• How to complete this task: Though the entries hold pictures, only their text should be duplicated, exactly and in full.

• Component data from apps and pages:
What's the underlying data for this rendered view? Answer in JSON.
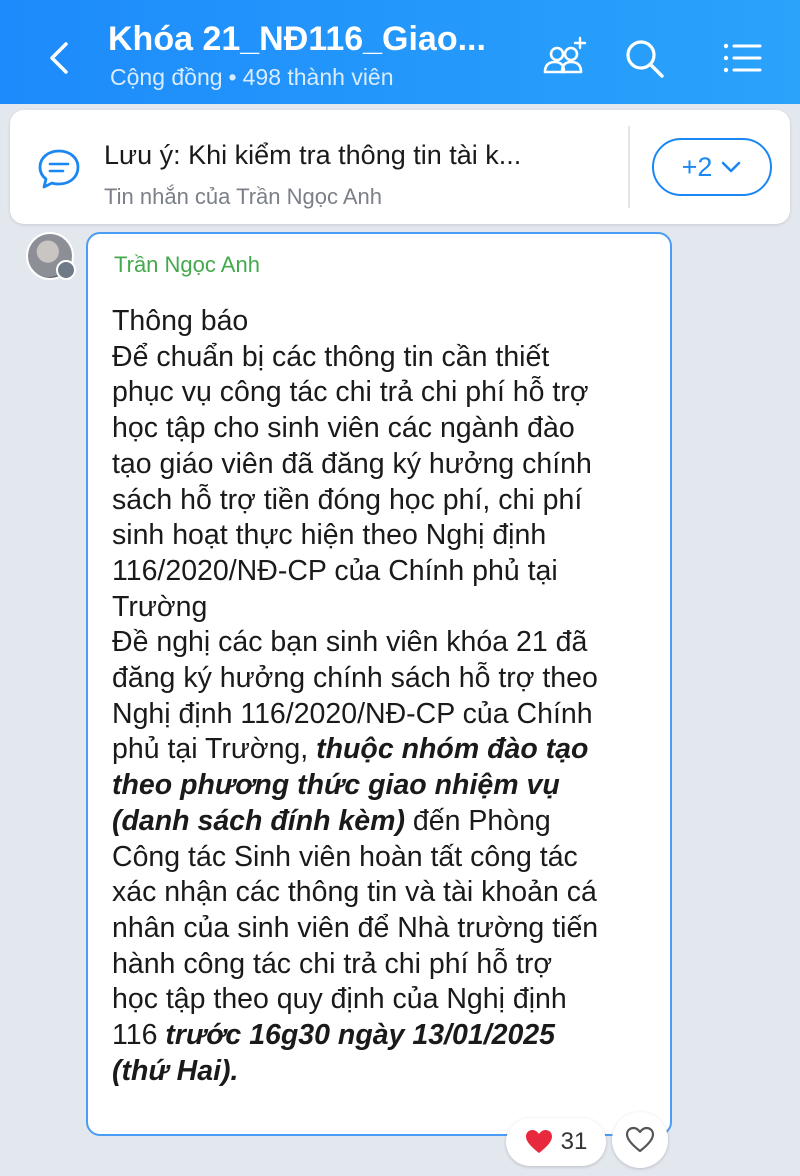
{
  "header": {
    "title": "Khóa 21_NĐ116_Giao...",
    "community_label": "Cộng đồng",
    "separator": "•",
    "member_count": "498 thành viên",
    "icons": [
      "back-icon",
      "add-member-icon",
      "search-icon",
      "menu-list-icon"
    ]
  },
  "pinned": {
    "title": "Lưu ý: Khi kiểm tra thông tin tài k...",
    "subtitle": "Tin nhắn của Trần Ngọc Anh",
    "more_label": "+2",
    "icon": "pinned-message-icon"
  },
  "message": {
    "sender": "Trần Ngọc Anh",
    "lines": [
      "Thông báo",
      "Để chuẩn bị các thông tin cần thiết",
      "phục vụ công tác chi trả chi phí hỗ trợ",
      "học tập cho sinh viên các ngành đào",
      "tạo giáo viên đã đăng ký hưởng chính",
      "sách hỗ trợ tiền đóng học phí, chi phí",
      "sinh hoạt thực hiện theo Nghị định",
      "116/2020/NĐ-CP của Chính phủ tại",
      "Trường",
      "Đề nghị các bạn sinh viên khóa 21 đã",
      "đăng ký hưởng chính sách hỗ trợ theo",
      "Nghị định 116/2020/NĐ-CP của Chính",
      "phủ tại Trường, ",
      "thuộc nhóm đào tạo",
      "theo phương thức giao nhiệm vụ",
      "(danh sách đính kèm)",
      " đến Phòng",
      "Công tác Sinh viên hoàn tất công tác",
      "xác nhận các thông tin và tài khoản cá",
      "nhân của sinh viên để Nhà trường tiến",
      "hành công tác chi trả chi phí hỗ trợ",
      "học tập theo quy định của Nghị định",
      "116 ",
      "trước 16g30 ngày 13/01/2025",
      "(thứ Hai)."
    ]
  },
  "reactions": {
    "emoji": "❤️",
    "count": "31",
    "like_icon": "heart-outline-icon"
  },
  "colors": {
    "header_start": "#1d8bfb",
    "header_end": "#2aa3fb",
    "bubble_border": "#4b9cf4",
    "sender_name": "#43a94c",
    "accent": "#1b87f3"
  }
}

• Task output:
What's the underlying data for this rendered view? Answer in JSON.
{
  "header": {
    "title": "Khóa 21_NĐ116_Giao...",
    "community_label": "Cộng đồng",
    "separator": "•",
    "member_count": "498 thành viên",
    "icons": [
      "back-icon",
      "add-member-icon",
      "search-icon",
      "menu-list-icon"
    ]
  },
  "pinned": {
    "title": "Lưu ý: Khi kiểm tra thông tin tài k...",
    "subtitle": "Tin nhắn của Trần Ngọc Anh",
    "more_label": "+2",
    "icon": "pinned-message-icon"
  },
  "message": {
    "sender": "Trần Ngọc Anh",
    "lines": [
      "Thông báo",
      "Để chuẩn bị các thông tin cần thiết",
      "phục vụ công tác chi trả chi phí hỗ trợ",
      "học tập cho sinh viên các ngành đào",
      "tạo giáo viên đã đăng ký hưởng chính",
      "sách hỗ trợ tiền đóng học phí, chi phí",
      "sinh hoạt thực hiện theo Nghị định",
      "116/2020/NĐ-CP của Chính phủ tại",
      "Trường",
      "Đề nghị các bạn sinh viên khóa 21 đã",
      "đăng ký hưởng chính sách hỗ trợ theo",
      "Nghị định 116/2020/NĐ-CP của Chính",
      "phủ tại Trường, ",
      "thuộc nhóm đào tạo",
      "theo phương thức giao nhiệm vụ",
      "(danh sách đính kèm)",
      " đến Phòng",
      "Công tác Sinh viên hoàn tất công tác",
      "xác nhận các thông tin và tài khoản cá",
      "nhân của sinh viên để Nhà trường tiến",
      "hành công tác chi trả chi phí hỗ trợ",
      "học tập theo quy định của Nghị định",
      "116 ",
      "trước 16g30 ngày 13/01/2025",
      "(thứ Hai)."
    ]
  },
  "reactions": {
    "emoji": "❤️",
    "count": "31",
    "like_icon": "heart-outline-icon"
  },
  "colors": {
    "header_start": "#1d8bfb",
    "header_end": "#2aa3fb",
    "bubble_border": "#4b9cf4",
    "sender_name": "#43a94c",
    "accent": "#1b87f3"
  }
}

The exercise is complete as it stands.